During October, the National Association of Realtors and the Pennsylvania Association of Realtors encourages local realtors to step out into their community to support a worthwhile cause.
They found their calling by helping clients of Peaceful Knights spruce up their apartments.
Peaceful Knights is a non profit corporation that helps adult men and women who are from Carbon County or live in Carbon who need temporary safe shelter and access to local organizations that provide assistance.
The local realtors project was coordinated by Paula Fritzinger, who chairs the community services committee for the Carbon County Association of Realtors.
The project included painting, putting up ceiling tiles and performing light repairs to three apartments that house clients of Peaceful Knights.
For Kim E, who was homeless for six months, having safe shelter is a godsent. Before coming to Peaceful Knights, she was living in a tent along the Appalachian Trail with about 20 or so other homeless people.
Her life spiraled out of control when her husband died and then six months later she lost her job because her appendix burst and her employer fired her when she did not report to work at 8 a.m. after her 5 a.m. surgery.
Kim said that many people are not aware of the homeless population along the trail because the homeless people try to stay invisible, hiding from hikers and others to protect what little they have.

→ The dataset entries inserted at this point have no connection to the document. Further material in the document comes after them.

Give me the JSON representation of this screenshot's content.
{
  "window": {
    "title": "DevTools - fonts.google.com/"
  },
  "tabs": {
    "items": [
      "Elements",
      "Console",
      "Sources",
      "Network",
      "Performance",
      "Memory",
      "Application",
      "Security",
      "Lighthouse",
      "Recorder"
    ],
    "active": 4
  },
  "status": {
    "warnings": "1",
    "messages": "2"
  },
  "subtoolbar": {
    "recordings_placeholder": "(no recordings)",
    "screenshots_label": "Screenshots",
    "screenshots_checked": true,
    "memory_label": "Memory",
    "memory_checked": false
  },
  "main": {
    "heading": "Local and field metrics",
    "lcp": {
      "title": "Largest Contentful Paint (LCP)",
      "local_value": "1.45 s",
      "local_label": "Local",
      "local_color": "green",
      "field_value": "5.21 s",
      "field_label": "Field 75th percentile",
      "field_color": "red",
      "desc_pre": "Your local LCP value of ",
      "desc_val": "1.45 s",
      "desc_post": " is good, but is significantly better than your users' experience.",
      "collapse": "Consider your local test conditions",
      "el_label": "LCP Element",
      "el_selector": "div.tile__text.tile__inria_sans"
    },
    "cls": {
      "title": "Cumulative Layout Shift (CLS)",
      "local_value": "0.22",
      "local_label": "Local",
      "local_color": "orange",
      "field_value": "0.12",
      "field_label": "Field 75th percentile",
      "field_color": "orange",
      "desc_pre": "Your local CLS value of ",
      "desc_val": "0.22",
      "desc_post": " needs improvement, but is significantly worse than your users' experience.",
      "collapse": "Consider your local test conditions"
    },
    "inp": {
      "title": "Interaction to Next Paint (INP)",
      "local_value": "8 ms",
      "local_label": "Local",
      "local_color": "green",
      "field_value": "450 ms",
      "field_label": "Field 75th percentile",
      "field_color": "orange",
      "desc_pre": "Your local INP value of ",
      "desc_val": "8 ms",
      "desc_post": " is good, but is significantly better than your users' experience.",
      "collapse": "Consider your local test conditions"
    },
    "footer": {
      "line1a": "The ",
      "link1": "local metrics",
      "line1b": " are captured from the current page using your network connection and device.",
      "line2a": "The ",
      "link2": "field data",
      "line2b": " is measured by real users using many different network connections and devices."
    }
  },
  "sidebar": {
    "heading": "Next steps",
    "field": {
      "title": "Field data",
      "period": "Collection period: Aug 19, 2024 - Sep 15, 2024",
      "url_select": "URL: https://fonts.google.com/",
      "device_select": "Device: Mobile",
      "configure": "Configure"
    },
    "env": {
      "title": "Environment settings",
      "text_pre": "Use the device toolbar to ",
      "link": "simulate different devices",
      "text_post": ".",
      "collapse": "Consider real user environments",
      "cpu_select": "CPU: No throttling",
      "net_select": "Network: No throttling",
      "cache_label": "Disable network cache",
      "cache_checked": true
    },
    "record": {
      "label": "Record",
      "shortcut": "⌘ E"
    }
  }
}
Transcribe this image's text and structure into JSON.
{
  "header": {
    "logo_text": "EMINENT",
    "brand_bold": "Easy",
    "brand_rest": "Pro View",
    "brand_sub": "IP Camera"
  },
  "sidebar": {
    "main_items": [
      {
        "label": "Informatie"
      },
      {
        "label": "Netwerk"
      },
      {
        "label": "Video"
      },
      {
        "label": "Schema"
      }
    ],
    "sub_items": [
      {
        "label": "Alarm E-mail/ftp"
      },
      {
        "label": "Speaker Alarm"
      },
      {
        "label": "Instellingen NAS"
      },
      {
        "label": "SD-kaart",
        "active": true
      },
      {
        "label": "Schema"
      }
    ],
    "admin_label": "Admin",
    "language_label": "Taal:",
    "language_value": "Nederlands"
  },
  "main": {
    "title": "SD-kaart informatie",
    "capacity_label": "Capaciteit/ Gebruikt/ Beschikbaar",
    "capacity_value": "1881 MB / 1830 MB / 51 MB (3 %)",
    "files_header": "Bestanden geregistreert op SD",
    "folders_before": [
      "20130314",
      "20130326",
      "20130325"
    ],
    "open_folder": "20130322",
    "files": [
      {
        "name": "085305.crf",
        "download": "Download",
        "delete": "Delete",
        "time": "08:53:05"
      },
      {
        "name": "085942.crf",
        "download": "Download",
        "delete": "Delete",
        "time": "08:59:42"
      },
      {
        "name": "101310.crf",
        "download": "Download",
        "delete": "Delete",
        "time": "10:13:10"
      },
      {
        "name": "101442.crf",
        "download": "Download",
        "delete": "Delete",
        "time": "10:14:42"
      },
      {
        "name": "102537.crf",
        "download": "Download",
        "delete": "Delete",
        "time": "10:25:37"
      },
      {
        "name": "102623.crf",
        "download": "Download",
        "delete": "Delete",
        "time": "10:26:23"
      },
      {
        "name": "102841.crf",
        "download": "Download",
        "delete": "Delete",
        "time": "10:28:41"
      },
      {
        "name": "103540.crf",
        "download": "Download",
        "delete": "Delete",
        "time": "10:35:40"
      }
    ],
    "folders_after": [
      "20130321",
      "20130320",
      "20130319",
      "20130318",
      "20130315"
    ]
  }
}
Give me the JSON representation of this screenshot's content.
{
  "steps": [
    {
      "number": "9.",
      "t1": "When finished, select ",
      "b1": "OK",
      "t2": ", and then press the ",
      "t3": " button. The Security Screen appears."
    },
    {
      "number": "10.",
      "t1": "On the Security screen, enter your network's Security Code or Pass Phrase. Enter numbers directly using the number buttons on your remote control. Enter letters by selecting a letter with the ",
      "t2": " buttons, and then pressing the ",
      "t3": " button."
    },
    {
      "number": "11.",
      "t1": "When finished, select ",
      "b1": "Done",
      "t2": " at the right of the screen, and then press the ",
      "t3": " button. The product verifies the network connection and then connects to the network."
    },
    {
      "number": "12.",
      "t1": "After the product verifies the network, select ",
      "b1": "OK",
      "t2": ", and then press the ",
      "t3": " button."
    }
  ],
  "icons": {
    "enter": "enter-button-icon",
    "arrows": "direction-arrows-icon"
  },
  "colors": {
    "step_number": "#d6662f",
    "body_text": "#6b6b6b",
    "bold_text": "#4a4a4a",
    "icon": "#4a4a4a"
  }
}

"One day I went into Palmerton to get food and while I was there, someone stole my clothing," she said. "It wasn't much, but it was all I had. It was mine and now it was gone."
She said that while living on the trail, she was constantly moving because of the possibility of being found.
"We had our own community," she added. "We helped each other. We had our own family."
Now Kim is living in a two-bedroom apartment in Lehighton, which has a newly painted red front door, new celing tiles in the bathroom and new white paint on the door frame. She shares the space with another woman.
Matt Taylor is another client who has a nicer residence thanks to the local realtors.
Taylor said he was injured on the job, but when workmen's comp would not pay compensation, he was out of a job, his home and for a time depended on friends and family. When those resources ran out, he had no roof over his head and sought help from Peaceful Knights.
For Shawn, he was working in Bethlehem, when he was laid off in September and couldn't find a job. As a former client of Peaceful Knights, he came back to ask for help when he needed help.
"They took me back," said Shawn.
Aggie Shehadeh, director for Peaceful Knights, said that she has received 200 calls from all over the country seeking this program. "We only take people from Carbon County or who are in Carbon County." The organization only helps adults because the organization has no resources to help families. Anyone with children is referred to another organization.
Does Peaceful Knights made a difference?
For Robert Clifford, it did. Clifford has his own place in Lansford and is saving his money.
"I needed to learn how to live a normal routine," he said. "I learned to get up at a certain time, look for work, keep normal hours and no drug usage.
Clifford noted that part of his problem was that he was rebellious and hot headed.
"I'm happy and I have my own place," he said. "I like my life."
Local realtors who helped make a difference were Bonnie Hoffman, Kathy Henderson, Nick Heist, Ann Velopolcek, Chad Fritzinger, Paula Fritzinger and Rita Spinelli.